[Data records]
• • • • • • •

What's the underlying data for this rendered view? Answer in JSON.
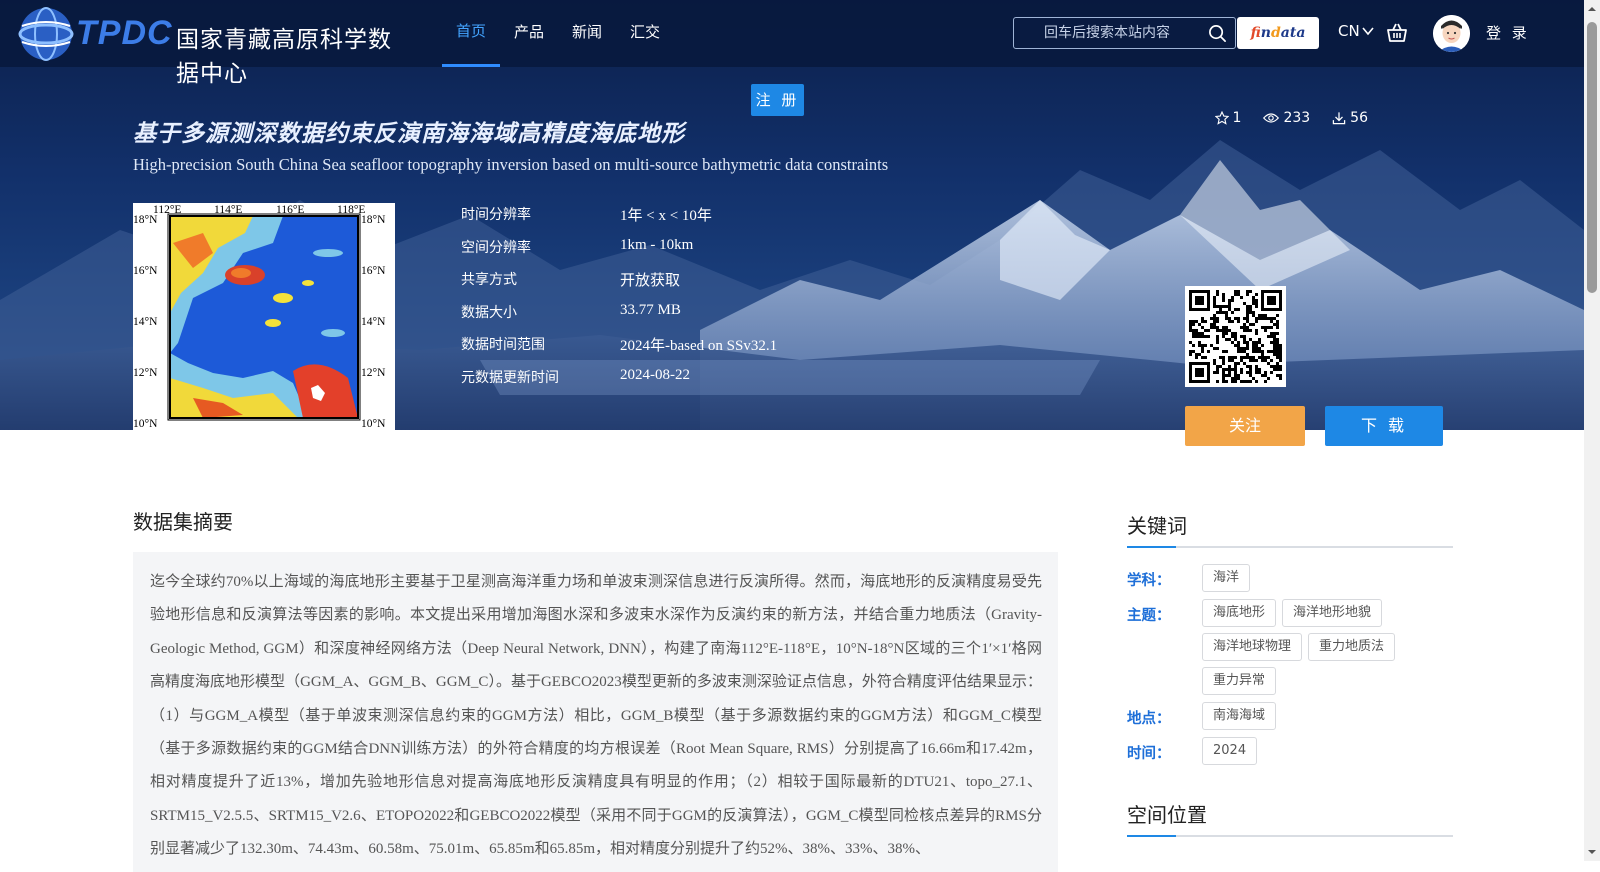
{
  "nav": {
    "logo_text": "TPDC",
    "logo_cn": "国家青藏高原科学数据中心",
    "menu": [
      "首页",
      "产品",
      "新闻",
      "汇交"
    ],
    "search_placeholder": "回车后搜索本站内容",
    "findata": "findata",
    "lang": "CN",
    "login": "登 录"
  },
  "register": "注 册",
  "dataset": {
    "title_cn": "基于多源测深数据约束反演南海海域高精度海底地形",
    "title_en": "High-precision South China Sea seafloor topography inversion based on multi-source bathymetric data constraints",
    "stats": {
      "favorites": "1",
      "views": "233",
      "downloads": "56"
    },
    "meta": [
      {
        "label": "时间分辨率",
        "value": "1年 < x < 10年"
      },
      {
        "label": "空间分辨率",
        "value": "1km - 10km"
      },
      {
        "label": "共享方式",
        "value": "开放获取"
      },
      {
        "label": "数据大小",
        "value": "33.77 MB"
      },
      {
        "label": "数据时间范围",
        "value": "2024年-based on SSv32.1"
      },
      {
        "label": "元数据更新时间",
        "value": "2024-08-22"
      }
    ],
    "buttons": {
      "follow": "关注",
      "download": "下 载"
    }
  },
  "map_thumb": {
    "top_labels": [
      "112°E",
      "114°E",
      "116°E",
      "118°E"
    ],
    "left_labels": [
      "18°N",
      "16°N",
      "14°N",
      "12°N",
      "10°N"
    ],
    "right_labels": [
      "18°N",
      "16°N",
      "14°N",
      "12°N",
      "10°N"
    ]
  },
  "abstract": {
    "heading": "数据集摘要",
    "text": "迄今全球约70%以上海域的海底地形主要基于卫星测高海洋重力场和单波束测深信息进行反演所得。然而，海底地形的反演精度易受先验地形信息和反演算法等因素的影响。本文提出采用增加海图水深和多波束水深作为反演约束的新方法，并结合重力地质法（Gravity-Geologic Method, GGM）和深度神经网络方法（Deep Neural Network, DNN），构建了南海112°E-118°E，10°N-18°N区域的三个1′×1′格网高精度海底地形模型（GGM_A、GGM_B、GGM_C）。基于GEBCO2023模型更新的多波束测深验证点信息，外符合精度评估结果显示：（1）与GGM_A模型（基于单波束测深信息约束的GGM方法）相比，GGM_B模型（基于多源数据约束的GGM方法）和GGM_C模型（基于多源数据约束的GGM结合DNN训练方法）的外符合精度的均方根误差（Root Mean Square, RMS）分别提高了16.66m和17.42m，相对精度提升了近13%，增加先验地形信息对提高海底地形反演精度具有明显的作用；（2）相较于国际最新的DTU21、topo_27.1、SRTM15_V2.5.5、SRTM15_V2.6、ETOPO2022和GEBCO2022模型（采用不同于GGM的反演算法），GGM_C模型同检核点差异的RMS分别显著减少了132.30m、74.43m、60.58m、75.01m、65.85m和65.85m，相对精度分别提升了约52%、38%、33%、38%、"
  },
  "keywords": {
    "heading": "关键词",
    "groups": [
      {
        "label": "学科：",
        "tags": [
          "海洋"
        ]
      },
      {
        "label": "主题：",
        "tags": [
          "海底地形",
          "海洋地形地貌",
          "海洋地球物理",
          "重力地质法",
          "重力异常"
        ]
      },
      {
        "label": "地点：",
        "tags": [
          "南海海域"
        ]
      },
      {
        "label": "时间：",
        "tags": [
          "2024"
        ]
      }
    ]
  },
  "spatial": {
    "heading": "空间位置"
  },
  "colors": {
    "accent": "#1e88e5",
    "follow": "#f2a548",
    "nav_active": "#43a4ff",
    "keyword_label": "#1e6fd8"
  }
}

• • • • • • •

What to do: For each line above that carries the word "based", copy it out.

Answer area:
    "title_en": "High-precision South China Sea seafloor topography inversion based on multi-source bathymetric data constraints",
        "value": "2024年-based on SSv32.1"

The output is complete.